## ASSIGNED TASK:
Reproduce every line in the material below that holds "title".

## GIVEN RECORDS:
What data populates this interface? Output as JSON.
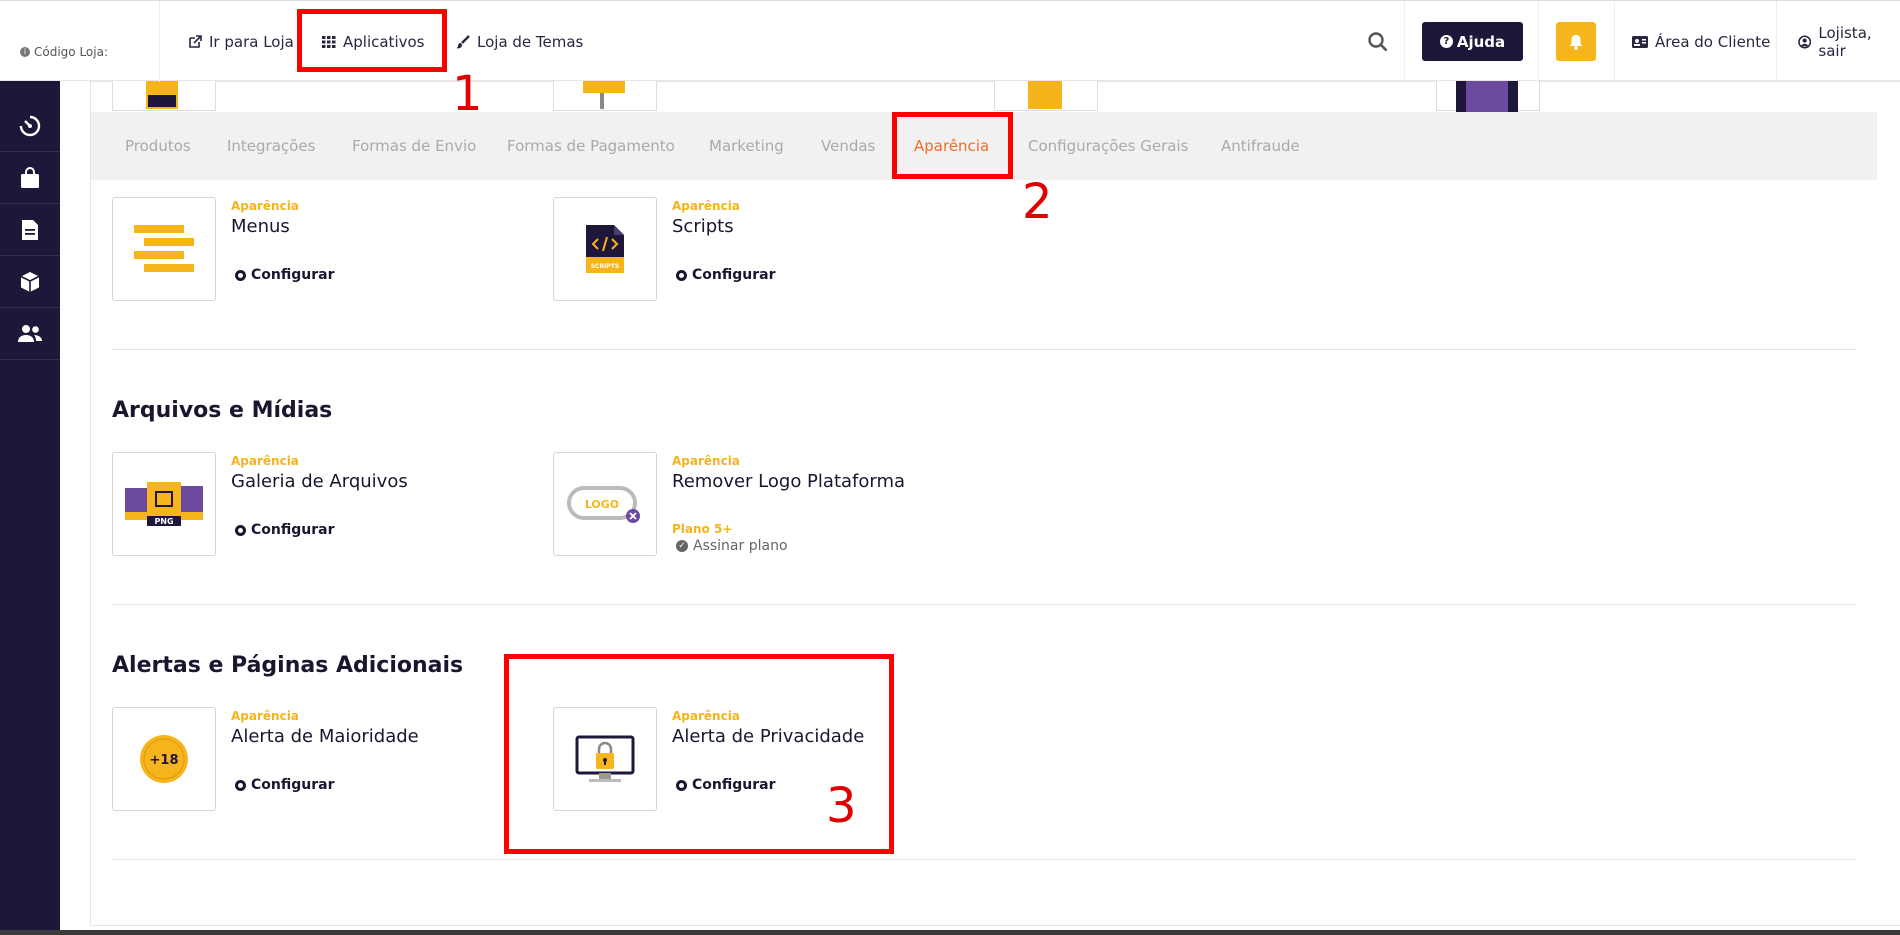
{
  "topbar": {
    "store_code_label": "Código Loja:",
    "nav": [
      {
        "label": "Ir para Loja",
        "icon": "external-link-icon"
      },
      {
        "label": "Aplicativos",
        "icon": "grid-icon"
      },
      {
        "label": "Loja de Temas",
        "icon": "brush-icon"
      }
    ],
    "help_label": "Ajuda",
    "client_area_label": "Área do Cliente",
    "user_label": "Lojista, sair"
  },
  "sidebar": {
    "items": [
      "dashboard-icon",
      "shopping-bag-icon",
      "document-icon",
      "box-icon",
      "users-icon"
    ]
  },
  "tabs": [
    {
      "label": "Produtos"
    },
    {
      "label": "Integrações"
    },
    {
      "label": "Formas de Envio"
    },
    {
      "label": "Formas de Pagamento"
    },
    {
      "label": "Marketing"
    },
    {
      "label": "Vendas"
    },
    {
      "label": "Aparência",
      "active": true
    },
    {
      "label": "Configurações Gerais"
    },
    {
      "label": "Antifraude"
    }
  ],
  "sections": [
    {
      "title": "",
      "cards": [
        {
          "category": "Aparência",
          "title": "Menus",
          "action": "Configurar",
          "icon": "menu-lines-icon"
        },
        {
          "category": "Aparência",
          "title": "Scripts",
          "action": "Configurar",
          "icon": "scripts-file-icon",
          "icon_text": "SCRIPTS"
        }
      ]
    },
    {
      "title": "Arquivos e Mídias",
      "cards": [
        {
          "category": "Aparência",
          "title": "Galeria de Arquivos",
          "action": "Configurar",
          "icon": "file-gallery-icon",
          "icon_text": "PNG"
        },
        {
          "category": "Aparência",
          "title": "Remover Logo Plataforma",
          "plan": "Plano 5+",
          "plan_action": "Assinar plano",
          "icon": "logo-remove-icon",
          "icon_text": "LOGO"
        }
      ]
    },
    {
      "title": "Alertas e Páginas Adicionais",
      "cards": [
        {
          "category": "Aparência",
          "title": "Alerta de Maioridade",
          "action": "Configurar",
          "icon": "age-18-icon",
          "icon_text": "+18"
        },
        {
          "category": "Aparência",
          "title": "Alerta de Privacidade",
          "action": "Configurar",
          "icon": "privacy-monitor-icon"
        }
      ]
    }
  ],
  "annotations": [
    "1",
    "2",
    "3"
  ],
  "colors": {
    "accent_yellow": "#f5b31c",
    "dark_navy": "#1f1739",
    "active_tab": "#f36c21",
    "highlight_red": "#ff0000"
  }
}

## ANSWER BELOW:
      "title": "",
          "title": "Menus",
          "title": "Scripts",
      "title": "Arquivos e Mídias",
          "title": "Galeria de Arquivos",
          "title": "Remover Logo Plataforma",
      "title": "Alertas e Páginas Adicionais",
          "title": "Alerta de Maioridade",
          "title": "Alerta de Privacidade",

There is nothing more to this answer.